We have developed an integrated approach to media pedagogy founded on exercises that introduce youths to core technical skills and cultural competencies, exemplars that teach youths to critically analyze existing media texts, expressions that encourage youths to create new media content, and ethics that encourage youths to critically reflect on the consequences of their own choices as media makers.
School-based and after-school programs serve distinct but complementary functions. We make a mistake when we use after-school programs simply to play catch-up on school-based standards or to reinforce what schools are already teaching. After-school programs should be a site of experimentation and innovation, a place where educators catch up with the changing culture and teach new subjects that expand children’s understanding of the world. After-school programs focused on media education should function in a variety of contexts. Muse ums, public libraries, churches, and social organizations (such as the YWCA or the Boy Scouts) can play important roles, each drawing on its core strengths to expand beyond what can be done during the official school day.
We also see an active role for parents to play in shaping children’s earliest relationships to media and reinforcing their emerging skills and competencies. The new media technologies give parents greater control over the flow of media into their lives than ever before, yet parents often describe themselves as overwhelmed by the role that media plays in their children’s everyday activities. As UK Children Go Online concluded, “Opportunities and risks go hand in hand.... The more children experience one, the more they also experience the other.” 120 Rather than constraining choices to protect youths from risks, the report advocates doing a better job of helping youths master the skills they need to exploit opportunities and avoid pitfalls.
Parents lack basic information that would help them deal with both the expanding media options and the breakdown of traditional gatekeeping functions. Most existing research focuses on how to minimize the risks of exposure to media, yet we have stressed the educational benefits of involvement in participatory culture. The first five or six years of a child’s life are formative for literacy and social skills, and parents can play an important part in helping children acquire the most basic versions of the skills we have described here. Throughout children’s lives, parents play important roles in helping them make meaningful choices in their use of media and in helping them anticipate the consequences of the choices they make. Adults often are led by fears and anxieties about new forms of media that were not a part of their own childhood and which they do not fully understand. There are few, if any, books that offer parents advice on how to make these choices or provide information about the media landscape. Few education programs help parents to acquire skills and self-confidence to help their children master the new media literacies, and few sites provide up-to date and ongoing discussions of some of the issues surrounding the place of media in children’s lives.
Adults often are led by fears and anxieties about new forms of media that were not a part of their own childhood and which they do not fully understand.

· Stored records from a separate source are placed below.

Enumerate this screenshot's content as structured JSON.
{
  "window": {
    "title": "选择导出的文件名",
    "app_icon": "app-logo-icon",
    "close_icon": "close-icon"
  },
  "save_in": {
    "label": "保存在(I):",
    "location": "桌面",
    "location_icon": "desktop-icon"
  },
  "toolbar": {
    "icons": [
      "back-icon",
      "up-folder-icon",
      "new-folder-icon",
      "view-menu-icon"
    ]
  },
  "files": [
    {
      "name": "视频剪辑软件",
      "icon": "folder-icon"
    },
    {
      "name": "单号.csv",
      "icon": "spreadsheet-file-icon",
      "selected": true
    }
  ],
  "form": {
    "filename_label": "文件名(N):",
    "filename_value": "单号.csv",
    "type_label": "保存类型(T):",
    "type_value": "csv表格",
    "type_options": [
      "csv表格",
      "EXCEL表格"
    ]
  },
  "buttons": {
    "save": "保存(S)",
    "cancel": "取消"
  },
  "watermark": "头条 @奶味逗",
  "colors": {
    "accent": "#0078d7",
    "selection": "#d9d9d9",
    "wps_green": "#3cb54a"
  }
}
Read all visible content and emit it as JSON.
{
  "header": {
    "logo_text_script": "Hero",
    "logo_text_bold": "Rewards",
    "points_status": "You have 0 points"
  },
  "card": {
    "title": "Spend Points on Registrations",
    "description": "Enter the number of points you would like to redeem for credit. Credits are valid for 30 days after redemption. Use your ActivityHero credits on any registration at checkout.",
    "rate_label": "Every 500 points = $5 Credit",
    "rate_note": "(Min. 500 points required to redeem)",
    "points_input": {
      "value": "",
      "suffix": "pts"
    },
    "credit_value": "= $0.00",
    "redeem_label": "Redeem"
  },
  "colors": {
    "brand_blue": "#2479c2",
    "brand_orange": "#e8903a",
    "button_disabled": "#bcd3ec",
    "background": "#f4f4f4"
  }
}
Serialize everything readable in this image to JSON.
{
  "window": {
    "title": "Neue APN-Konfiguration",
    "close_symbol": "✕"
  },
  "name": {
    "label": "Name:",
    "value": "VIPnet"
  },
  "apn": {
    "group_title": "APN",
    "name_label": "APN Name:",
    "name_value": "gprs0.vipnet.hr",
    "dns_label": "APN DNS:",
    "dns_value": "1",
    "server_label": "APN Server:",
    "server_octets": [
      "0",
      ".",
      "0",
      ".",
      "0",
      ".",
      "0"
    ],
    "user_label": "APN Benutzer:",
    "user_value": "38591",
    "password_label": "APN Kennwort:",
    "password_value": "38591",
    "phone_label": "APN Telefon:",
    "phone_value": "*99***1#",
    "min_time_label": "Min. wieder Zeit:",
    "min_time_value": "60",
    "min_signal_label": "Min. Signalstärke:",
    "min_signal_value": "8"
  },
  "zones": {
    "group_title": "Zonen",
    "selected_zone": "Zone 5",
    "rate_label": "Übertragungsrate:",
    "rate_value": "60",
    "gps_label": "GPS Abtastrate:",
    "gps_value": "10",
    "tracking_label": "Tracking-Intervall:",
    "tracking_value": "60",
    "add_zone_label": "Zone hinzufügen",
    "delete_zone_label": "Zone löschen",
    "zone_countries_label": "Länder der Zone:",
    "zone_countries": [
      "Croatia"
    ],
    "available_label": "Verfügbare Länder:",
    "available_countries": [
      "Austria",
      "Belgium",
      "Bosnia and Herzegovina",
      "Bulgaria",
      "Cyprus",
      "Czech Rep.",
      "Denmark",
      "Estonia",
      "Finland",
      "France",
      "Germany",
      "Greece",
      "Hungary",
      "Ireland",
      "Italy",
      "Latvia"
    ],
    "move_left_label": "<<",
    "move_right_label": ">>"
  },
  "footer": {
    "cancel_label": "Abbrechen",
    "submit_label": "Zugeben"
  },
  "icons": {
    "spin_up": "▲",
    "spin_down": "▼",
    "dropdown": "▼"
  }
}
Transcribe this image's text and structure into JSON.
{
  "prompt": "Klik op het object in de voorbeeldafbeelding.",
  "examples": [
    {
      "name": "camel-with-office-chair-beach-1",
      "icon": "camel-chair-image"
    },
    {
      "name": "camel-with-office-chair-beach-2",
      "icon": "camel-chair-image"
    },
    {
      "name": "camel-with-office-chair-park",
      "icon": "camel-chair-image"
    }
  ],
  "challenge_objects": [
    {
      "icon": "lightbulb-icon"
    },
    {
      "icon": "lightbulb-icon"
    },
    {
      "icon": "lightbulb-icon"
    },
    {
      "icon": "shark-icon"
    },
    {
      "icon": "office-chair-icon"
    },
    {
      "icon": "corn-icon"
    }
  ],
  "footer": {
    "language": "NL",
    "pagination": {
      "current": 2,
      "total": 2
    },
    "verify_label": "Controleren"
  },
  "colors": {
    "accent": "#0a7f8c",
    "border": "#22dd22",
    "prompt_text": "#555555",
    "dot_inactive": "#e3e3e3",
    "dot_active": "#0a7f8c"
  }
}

There are few, if any, books that offer parents advice on how to make these choices or provide information about the media landscape.